An extremely important and thought-provoking study that is refreshingly original. By examining current technologies through the eyes of nihilism, Gertz provides new insights and ways of looking at how humans interact with these technologies. It is highly readable and should become part of any course in the philosophy and ethics of technology.
In this short but hugely engaging book, Nolen Gertz […] manages to both provide a compelling and rich introduction to Friedrich Nietzsche and nihilism as well as avoid the all-too common reductionism of popular discourse around technology. Rather than boil down the question of technology to the simple binary choice of ‘is this thing good or bad?’, Nihilism and Technology presents a far more intriguing and challenging set of questions. […] The book is a lively and convincing read, which thanks to its wide appeal and accessible and often dryly funny prose, deserves to find a wide audience far outside the often narrow confines of academic philosophical discourse.

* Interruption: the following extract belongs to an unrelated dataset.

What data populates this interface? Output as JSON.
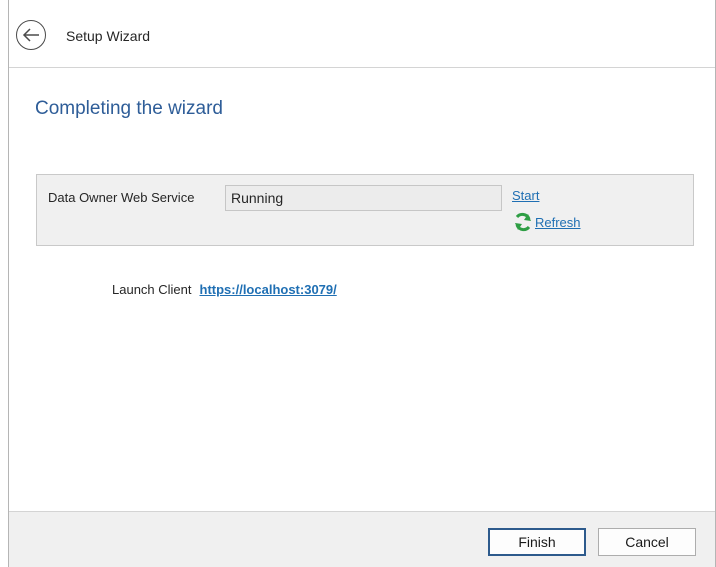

[…] a provocative and unsettling philosophical inquiry into our increasingly compulsive technological practices, revealing how our nihilism and our technologies have been raveled in a twist. [...] Gertz asks us whose meaning is being conveyed by emojis, what is the true currency of the sharing economy, why do we troll or shame others online, who is obeying the Fitbit’s command to “Move!”
[Nolen Gertz] is remarkably adept at translating Nietzsche’s analysis of nihilistic living — which looks at how we develop strategies for coping with a way of life that undermines our very humanity — into instantly recognizable terms stretching from “Netflix and chill” to smugshrugs and emoji to the gamification of health and well beyond.
Nolen Gertz is Assistant Professor of Applied Philosophy at the University of Twente, and a Senior Researcher at the 4TU.Centre for Ethics and Technology. He is the author of The Philosophy of War and Exile (Palgrave-Macmillan 2014). His work has appeared in The Atlantic, The Washington Post, and ABC Australia.